Others who thought of an online response to the tsunami, which drew a lot of attention and success, then included researcher and influential blogger Dina Mehta and journalist-writer Rohit Gupta, also Mumbai-based.

“As the magnitude of the situation seeped in, I shuttled between TV, computer and cellphone, seeking news, information, ways to help, anything. News there was, aplenty. But nothing about how one could help,” said Griffin.

“I had been exchanging SMSes with Rohit Gupta, founder of an online collaboration project I was part of. It struck us that the best thing we could do would be to collate information, put it all together in one place and tell people about it,” he added

The trick was to collaborate.

Coverage in major portals, The New York Times and The Guardian helped make their work in the tsunami case far more effective.

“The group self-organised over email, SMS and instant messengers. An email list8 became the main channel for group communication; instant chats and conferences happened via Yahoo! Messenger,” Griffin recalled.

From everyone trying to do everything at the same time, the team evolved sets of duties, he said.

Janitors cleaned up posts, monitors checked information that readers were leaving, linkers ensured that data stayed current, a few worked out a system for answering questions from the press, those with the right contacts networked with NGOs and aid agencies.

“The blog grew. And grew,” he said.

Griffin said the idea is to help people know how they could help in times of major crisis and where their help would be most effective. Information was the fuel, which drove such initiatives.

“Food? Sleep? Dispensable luxuries. Party invitations were declined without a whimper. People apologised profusely for the time it took to commute between work and home PCs,” Griffin recalled the days of relief work post the tsunami.

But the tsunami was not one-off. The initiative, which was thought of in India, has continued to play an online role whenever there was a major global disaster: Mumbai floods in July 2005, Hurricane Katrina in Florida (August 2005), Pakistan’s earthquake (October 2005), floods in Suriname (May 2006), and more.

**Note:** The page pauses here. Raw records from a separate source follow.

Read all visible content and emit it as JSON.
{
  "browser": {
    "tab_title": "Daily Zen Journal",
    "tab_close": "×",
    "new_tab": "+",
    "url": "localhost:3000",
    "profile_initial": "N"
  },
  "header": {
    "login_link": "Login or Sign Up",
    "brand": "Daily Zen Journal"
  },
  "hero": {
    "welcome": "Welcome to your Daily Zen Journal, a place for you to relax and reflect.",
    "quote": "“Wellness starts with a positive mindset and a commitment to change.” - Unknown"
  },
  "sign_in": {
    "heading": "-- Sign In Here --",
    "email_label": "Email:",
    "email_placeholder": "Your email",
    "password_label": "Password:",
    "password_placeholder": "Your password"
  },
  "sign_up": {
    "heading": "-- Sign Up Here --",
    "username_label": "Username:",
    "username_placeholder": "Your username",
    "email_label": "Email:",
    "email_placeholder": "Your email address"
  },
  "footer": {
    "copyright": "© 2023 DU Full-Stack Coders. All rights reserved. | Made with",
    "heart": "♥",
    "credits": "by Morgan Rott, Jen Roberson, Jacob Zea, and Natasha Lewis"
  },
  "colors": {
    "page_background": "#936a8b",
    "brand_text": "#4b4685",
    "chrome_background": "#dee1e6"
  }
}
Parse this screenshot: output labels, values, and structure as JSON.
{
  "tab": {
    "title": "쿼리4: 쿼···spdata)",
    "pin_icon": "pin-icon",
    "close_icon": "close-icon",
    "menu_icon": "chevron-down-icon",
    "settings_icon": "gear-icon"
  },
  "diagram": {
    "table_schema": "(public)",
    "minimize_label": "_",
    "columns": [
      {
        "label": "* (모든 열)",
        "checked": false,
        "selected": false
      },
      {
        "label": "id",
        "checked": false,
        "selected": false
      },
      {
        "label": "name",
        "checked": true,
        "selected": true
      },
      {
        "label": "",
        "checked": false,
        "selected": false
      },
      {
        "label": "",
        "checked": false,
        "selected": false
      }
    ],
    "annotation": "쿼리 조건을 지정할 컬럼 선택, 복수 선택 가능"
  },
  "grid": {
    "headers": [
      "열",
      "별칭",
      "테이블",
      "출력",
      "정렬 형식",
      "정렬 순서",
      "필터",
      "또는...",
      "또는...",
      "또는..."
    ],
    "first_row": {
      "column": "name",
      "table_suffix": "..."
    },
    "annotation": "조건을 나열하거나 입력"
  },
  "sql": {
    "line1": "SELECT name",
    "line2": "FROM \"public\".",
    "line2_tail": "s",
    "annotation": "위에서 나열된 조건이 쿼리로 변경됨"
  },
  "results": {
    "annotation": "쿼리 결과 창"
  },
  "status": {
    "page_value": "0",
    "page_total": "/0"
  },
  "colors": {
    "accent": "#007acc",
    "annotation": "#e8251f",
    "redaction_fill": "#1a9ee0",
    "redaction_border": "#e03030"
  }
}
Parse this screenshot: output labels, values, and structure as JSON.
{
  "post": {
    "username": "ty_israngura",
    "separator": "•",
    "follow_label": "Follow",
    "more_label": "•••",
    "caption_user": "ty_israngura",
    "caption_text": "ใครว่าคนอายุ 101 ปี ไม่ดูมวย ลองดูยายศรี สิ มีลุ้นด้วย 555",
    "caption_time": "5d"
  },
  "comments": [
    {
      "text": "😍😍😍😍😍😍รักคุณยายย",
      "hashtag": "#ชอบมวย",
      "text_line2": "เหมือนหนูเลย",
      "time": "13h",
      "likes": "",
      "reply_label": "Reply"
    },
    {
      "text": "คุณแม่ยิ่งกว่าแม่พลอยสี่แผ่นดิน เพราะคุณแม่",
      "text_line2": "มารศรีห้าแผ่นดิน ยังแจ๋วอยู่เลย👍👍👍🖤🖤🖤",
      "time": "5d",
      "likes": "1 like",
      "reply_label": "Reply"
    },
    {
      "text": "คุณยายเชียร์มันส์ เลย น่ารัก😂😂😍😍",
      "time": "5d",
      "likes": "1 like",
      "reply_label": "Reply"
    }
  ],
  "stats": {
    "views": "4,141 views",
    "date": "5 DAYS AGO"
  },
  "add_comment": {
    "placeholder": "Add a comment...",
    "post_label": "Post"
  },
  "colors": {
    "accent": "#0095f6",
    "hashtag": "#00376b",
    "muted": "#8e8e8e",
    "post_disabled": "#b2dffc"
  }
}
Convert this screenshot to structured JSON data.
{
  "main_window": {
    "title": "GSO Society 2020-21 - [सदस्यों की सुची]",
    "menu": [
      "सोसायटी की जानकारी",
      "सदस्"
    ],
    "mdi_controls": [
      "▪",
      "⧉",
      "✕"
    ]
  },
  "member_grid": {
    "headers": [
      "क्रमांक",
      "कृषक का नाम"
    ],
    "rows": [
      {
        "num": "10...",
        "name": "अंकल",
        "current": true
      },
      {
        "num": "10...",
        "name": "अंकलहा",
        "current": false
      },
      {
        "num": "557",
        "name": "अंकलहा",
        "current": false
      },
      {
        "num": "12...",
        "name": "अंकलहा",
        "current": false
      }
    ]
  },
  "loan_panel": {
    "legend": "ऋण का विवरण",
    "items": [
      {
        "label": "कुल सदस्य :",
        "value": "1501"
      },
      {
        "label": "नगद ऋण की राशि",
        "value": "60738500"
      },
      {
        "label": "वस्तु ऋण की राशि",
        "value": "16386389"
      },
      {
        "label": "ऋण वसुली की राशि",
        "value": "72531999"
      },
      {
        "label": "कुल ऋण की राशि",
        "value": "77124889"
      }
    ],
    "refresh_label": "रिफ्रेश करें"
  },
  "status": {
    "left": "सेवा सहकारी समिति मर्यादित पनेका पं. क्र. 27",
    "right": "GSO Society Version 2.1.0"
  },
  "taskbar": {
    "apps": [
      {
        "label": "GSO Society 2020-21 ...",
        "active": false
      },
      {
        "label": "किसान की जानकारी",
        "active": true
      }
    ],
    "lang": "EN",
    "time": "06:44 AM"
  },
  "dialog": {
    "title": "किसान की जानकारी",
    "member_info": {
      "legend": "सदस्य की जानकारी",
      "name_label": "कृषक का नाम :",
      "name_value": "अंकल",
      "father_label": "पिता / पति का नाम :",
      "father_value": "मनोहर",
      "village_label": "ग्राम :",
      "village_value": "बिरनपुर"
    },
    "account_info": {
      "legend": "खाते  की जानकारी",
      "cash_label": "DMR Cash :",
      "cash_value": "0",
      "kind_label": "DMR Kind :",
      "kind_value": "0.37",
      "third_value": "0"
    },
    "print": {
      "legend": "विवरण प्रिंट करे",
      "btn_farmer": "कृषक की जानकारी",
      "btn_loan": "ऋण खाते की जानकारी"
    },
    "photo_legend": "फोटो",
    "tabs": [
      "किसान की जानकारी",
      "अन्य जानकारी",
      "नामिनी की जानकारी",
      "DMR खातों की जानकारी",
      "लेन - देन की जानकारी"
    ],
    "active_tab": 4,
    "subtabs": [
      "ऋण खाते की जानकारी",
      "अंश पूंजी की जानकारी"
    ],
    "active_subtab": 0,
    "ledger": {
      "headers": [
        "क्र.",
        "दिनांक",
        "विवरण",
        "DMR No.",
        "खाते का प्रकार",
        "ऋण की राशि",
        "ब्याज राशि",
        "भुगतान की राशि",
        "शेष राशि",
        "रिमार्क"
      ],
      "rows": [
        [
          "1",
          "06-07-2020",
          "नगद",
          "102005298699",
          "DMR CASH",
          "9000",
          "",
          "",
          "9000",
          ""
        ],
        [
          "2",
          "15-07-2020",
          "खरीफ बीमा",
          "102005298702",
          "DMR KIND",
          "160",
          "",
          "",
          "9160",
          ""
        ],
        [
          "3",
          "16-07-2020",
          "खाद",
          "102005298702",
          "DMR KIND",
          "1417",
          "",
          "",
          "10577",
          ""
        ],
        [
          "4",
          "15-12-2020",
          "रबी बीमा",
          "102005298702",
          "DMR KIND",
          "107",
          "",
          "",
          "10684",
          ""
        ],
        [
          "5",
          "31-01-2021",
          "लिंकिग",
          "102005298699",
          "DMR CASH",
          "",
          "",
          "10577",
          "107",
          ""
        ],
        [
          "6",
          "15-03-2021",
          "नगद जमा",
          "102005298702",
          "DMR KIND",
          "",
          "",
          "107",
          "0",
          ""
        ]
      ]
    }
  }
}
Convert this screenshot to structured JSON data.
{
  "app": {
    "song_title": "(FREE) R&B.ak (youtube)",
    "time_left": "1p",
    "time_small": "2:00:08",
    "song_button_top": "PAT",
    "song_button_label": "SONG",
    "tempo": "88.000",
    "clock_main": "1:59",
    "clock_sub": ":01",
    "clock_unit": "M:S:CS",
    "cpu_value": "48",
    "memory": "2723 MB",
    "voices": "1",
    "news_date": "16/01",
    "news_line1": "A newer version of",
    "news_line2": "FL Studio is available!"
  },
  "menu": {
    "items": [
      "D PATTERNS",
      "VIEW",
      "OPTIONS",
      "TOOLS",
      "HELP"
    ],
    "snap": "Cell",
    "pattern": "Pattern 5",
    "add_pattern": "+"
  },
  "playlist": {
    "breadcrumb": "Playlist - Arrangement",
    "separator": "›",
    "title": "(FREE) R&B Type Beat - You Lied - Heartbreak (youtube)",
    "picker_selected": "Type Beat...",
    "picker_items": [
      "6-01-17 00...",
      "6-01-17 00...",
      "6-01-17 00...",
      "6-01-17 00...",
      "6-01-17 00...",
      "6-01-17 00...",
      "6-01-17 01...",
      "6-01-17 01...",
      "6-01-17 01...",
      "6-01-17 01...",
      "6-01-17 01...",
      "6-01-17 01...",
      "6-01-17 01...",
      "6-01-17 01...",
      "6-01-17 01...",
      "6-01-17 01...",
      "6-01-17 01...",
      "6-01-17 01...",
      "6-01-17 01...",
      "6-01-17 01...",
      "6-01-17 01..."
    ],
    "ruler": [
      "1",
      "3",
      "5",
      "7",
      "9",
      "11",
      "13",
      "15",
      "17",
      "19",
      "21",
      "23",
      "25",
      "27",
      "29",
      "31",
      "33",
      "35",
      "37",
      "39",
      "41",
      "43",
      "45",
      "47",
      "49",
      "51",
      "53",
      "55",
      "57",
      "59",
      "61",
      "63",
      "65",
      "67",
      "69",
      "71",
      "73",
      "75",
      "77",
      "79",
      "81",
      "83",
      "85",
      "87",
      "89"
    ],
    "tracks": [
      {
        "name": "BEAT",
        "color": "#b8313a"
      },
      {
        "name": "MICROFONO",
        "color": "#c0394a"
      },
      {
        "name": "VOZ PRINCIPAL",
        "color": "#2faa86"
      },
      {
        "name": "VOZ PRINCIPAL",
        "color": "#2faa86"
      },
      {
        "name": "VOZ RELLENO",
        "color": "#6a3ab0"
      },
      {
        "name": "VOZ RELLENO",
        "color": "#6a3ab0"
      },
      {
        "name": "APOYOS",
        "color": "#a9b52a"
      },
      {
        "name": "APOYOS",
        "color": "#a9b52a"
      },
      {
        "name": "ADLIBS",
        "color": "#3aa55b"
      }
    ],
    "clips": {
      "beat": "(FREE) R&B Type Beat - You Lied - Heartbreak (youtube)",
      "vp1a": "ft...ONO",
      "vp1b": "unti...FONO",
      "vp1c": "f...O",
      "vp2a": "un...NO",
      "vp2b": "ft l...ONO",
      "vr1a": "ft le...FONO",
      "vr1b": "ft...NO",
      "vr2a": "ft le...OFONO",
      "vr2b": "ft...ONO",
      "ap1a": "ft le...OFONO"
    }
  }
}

Besides mere statistics of death, WorldWideHelp reminds one of the human dimensions of disaster.

According to the information on the site, in just three days of the cyclone hitting Myanmar, the price of drinking water in Yangon has increased 500 percent and the price of rice has increased 60 percent. There are no telephones or electricity and airports – with the exception of Yangon international airport – are closed. It is estimated that one million citizens may be without food, water, and shelter.